House Republican leaders want to strip language from a defense policy bill requiring women to register for the draft, employing a maneuver to prevent members from having to cast and up-or-down vote on the politically contentious issue.
Momentum has been building in recent weeks to make women eligible for the draft following the Obama administration's decision to open all combat roles to women in the military. Both the House and Senate Armed Services committees have endorsed the idea in their annual defense policy bills approved in recent weeks and on Tuesday Senate Majority Leader Mitch McConnell, R-Kentucky, also endorsed the idea.
"Given where we are today with women in the military performing virtually all kinds of functions, I personally think it would be appropriate for them to register just like men do," McConnell told reporters.

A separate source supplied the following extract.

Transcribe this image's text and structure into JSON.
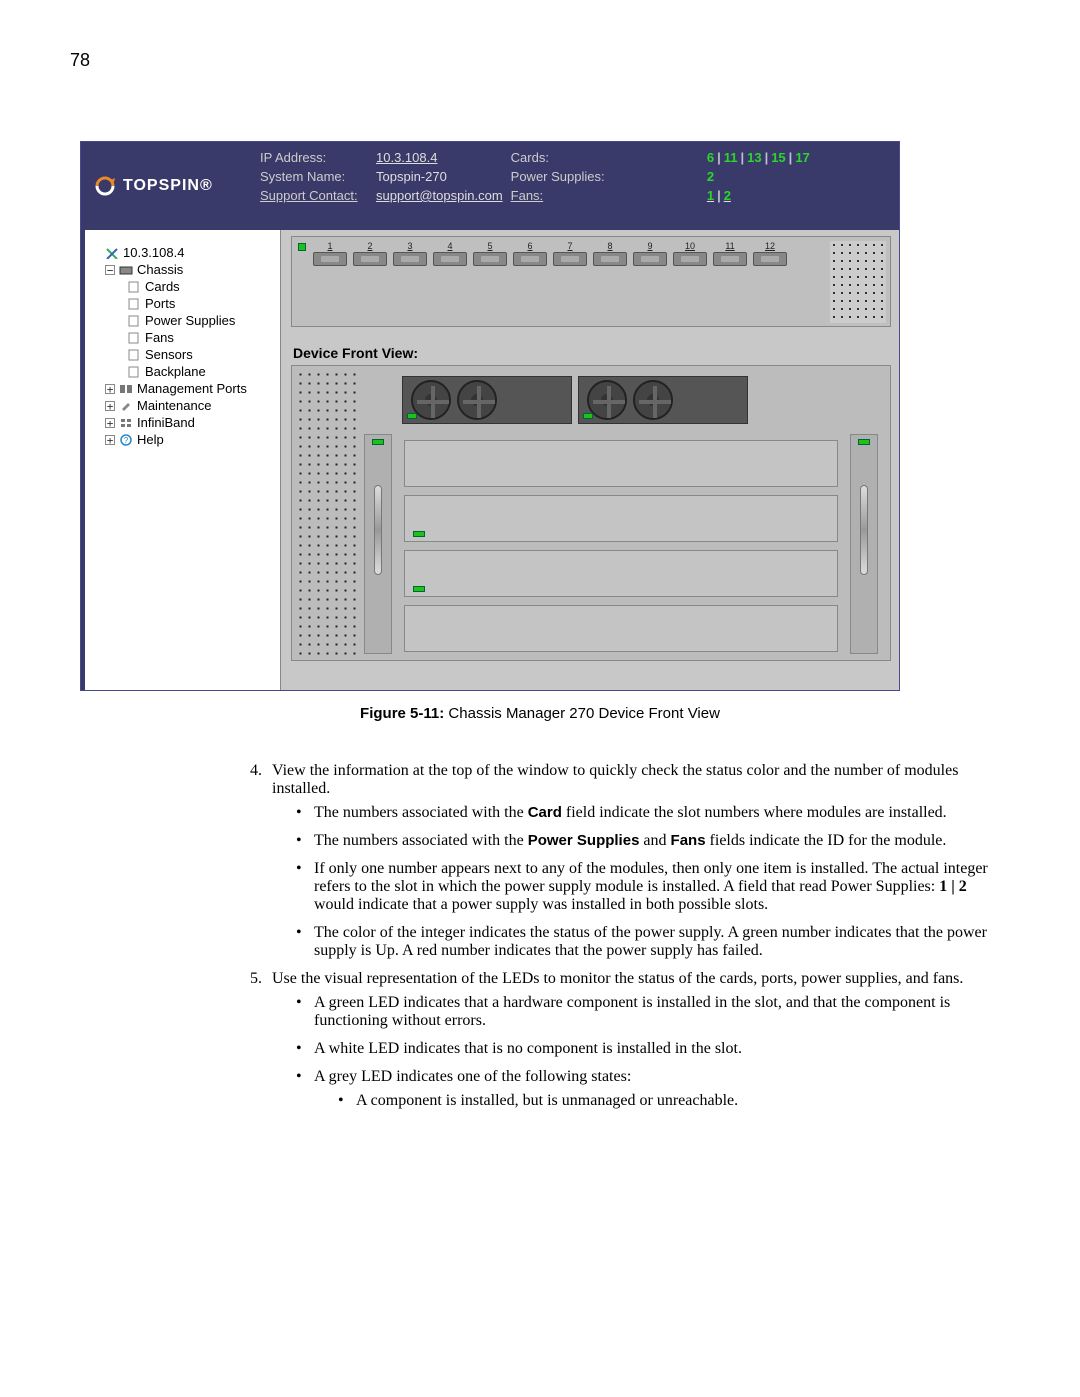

But House GOP leaders are concerned about the proposed change, arguing it should be more broadly debated rather than included as part of the larger defense bill.
On Tuesday, the House adopted a rule governing overall debate for the defense authorization bill that strips the language concerning the draft. That means the language won't be part of the overall bill when it debated on the floor this week.

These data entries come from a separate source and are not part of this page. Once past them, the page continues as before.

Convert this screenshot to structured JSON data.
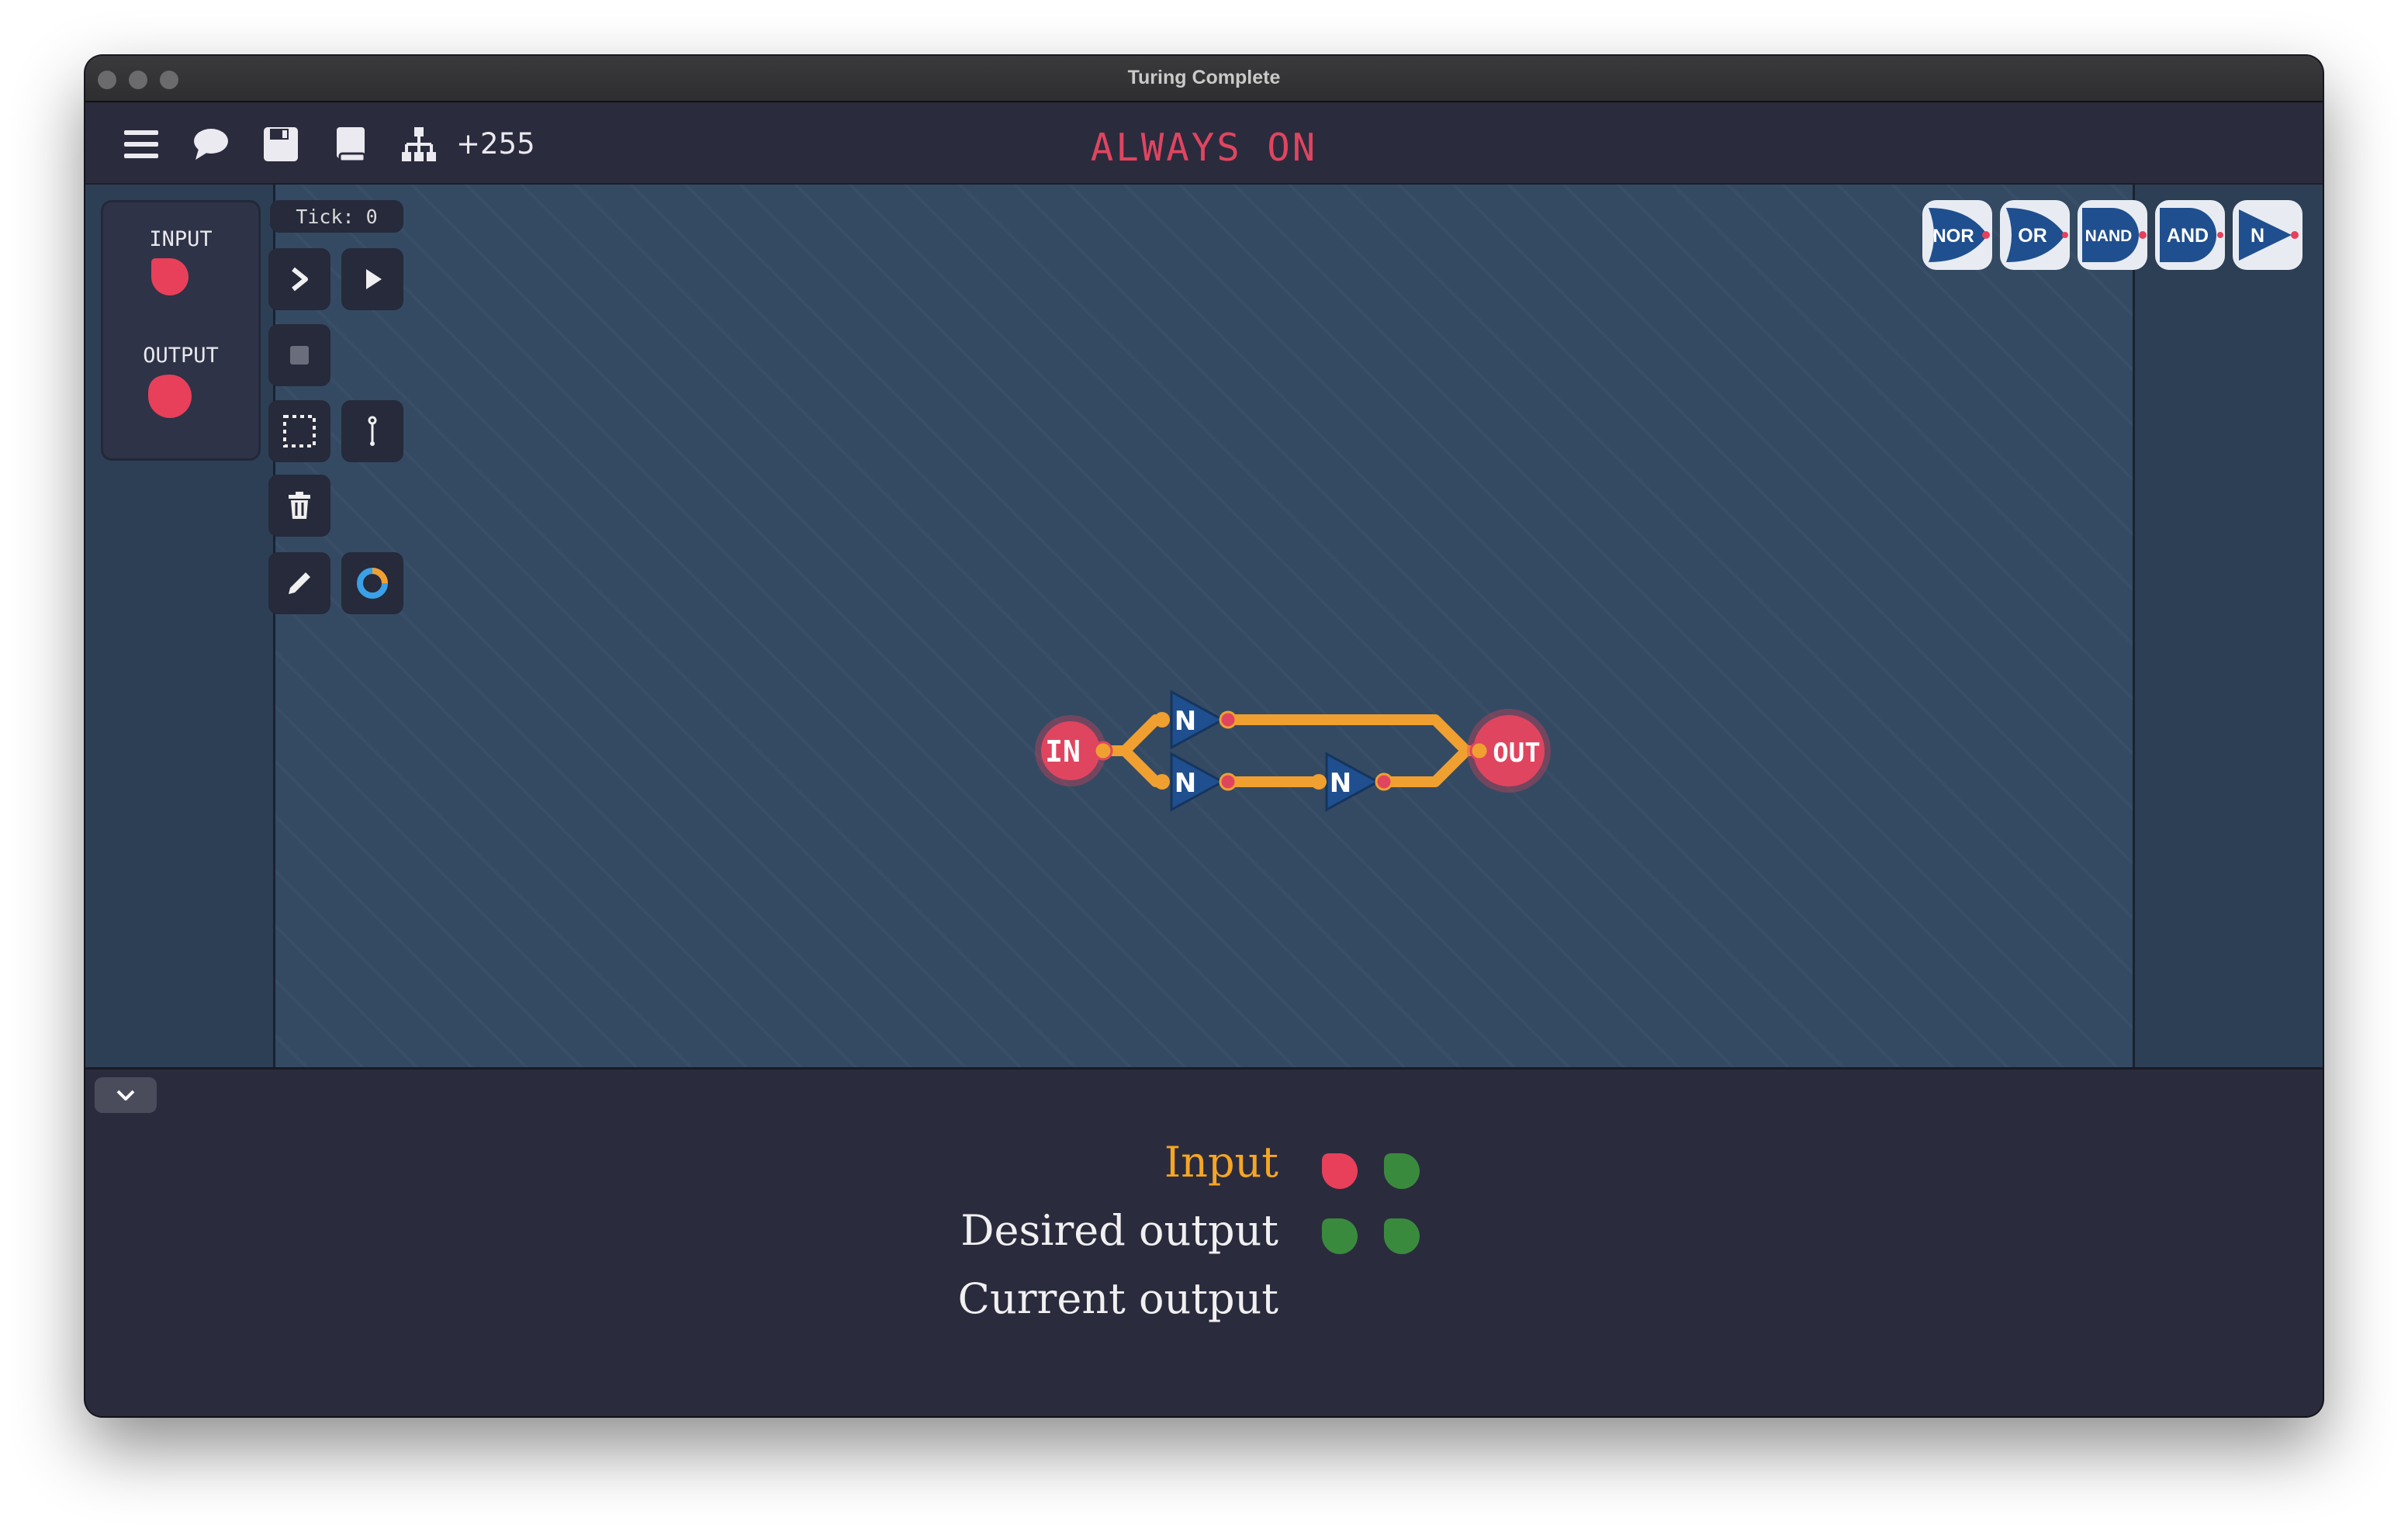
{
  "window": {
    "title": "Turing Complete"
  },
  "toolbar": {
    "icons": [
      "menu-icon",
      "chat-icon",
      "save-icon",
      "book-icon",
      "hierarchy-icon"
    ],
    "count": "+255",
    "level_title": "ALWAYS ON"
  },
  "io_panel": {
    "input_label": "INPUT",
    "output_label": "OUTPUT"
  },
  "tick": "Tick: 0",
  "tools": [
    "step-icon",
    "play-icon",
    "stop-icon",
    "select-icon",
    "wire-icon",
    "delete-icon",
    "pencil-icon",
    "color-ring-icon"
  ],
  "gate_palette": [
    {
      "label": "NOR"
    },
    {
      "label": "OR"
    },
    {
      "label": "NAND"
    },
    {
      "label": "AND"
    },
    {
      "label": "N"
    }
  ],
  "circuit": {
    "input_node": "IN",
    "output_node": "OUT",
    "gates": [
      "N",
      "N",
      "N"
    ]
  },
  "test_table": {
    "rows": [
      {
        "label": "Input",
        "values": [
          "red",
          "green"
        ]
      },
      {
        "label": "Desired output",
        "values": [
          "green",
          "green"
        ]
      },
      {
        "label": "Current output",
        "values": []
      }
    ]
  },
  "colors": {
    "accent_red": "#e0455f",
    "signal_green": "#3a8a3e",
    "wire_orange": "#f0a030",
    "gate_blue": "#1f4f8f"
  }
}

Democrats immediately decried the committee's overnight move to remove the provision concerning women in the draft.
"This is a dead-of-night attempt to take an important issue off the table," House Armed Services Committee ranking member Adam Smith, D-Washington, said in a statement Tuesday, taking aim at Rules Committee Chairman Pete Sessions, R-Texas, for being "so concerned about a vote on women's equality in the military" that he spearheaded the move.
Sessions is one of a handful of Republicans who filed amendments to strip out the section of the bill expanding the draft to women. Of the 60 amendments expected to receive votes Tuesday, Sessions' proposal is the only one that is considered approved when the rule is adopted.
Sessions' amendment would replace the language regarding women in the draft with a requirement for a study to examine the continued usefulness of the draft and how Selective Service registration would be impacted by expanding it to include women.
"One is there has not been a review of whether we need Selective Service since 1994," House Armed Services Chairman Mac Thornberry, R-Texas, told reporters Tuesday. "And so my strong view is that we need to ask the big questions and figure out whether we need it. If so, for what purpose? What would happen if we did away with it? If we do have it, who's going to be involved?"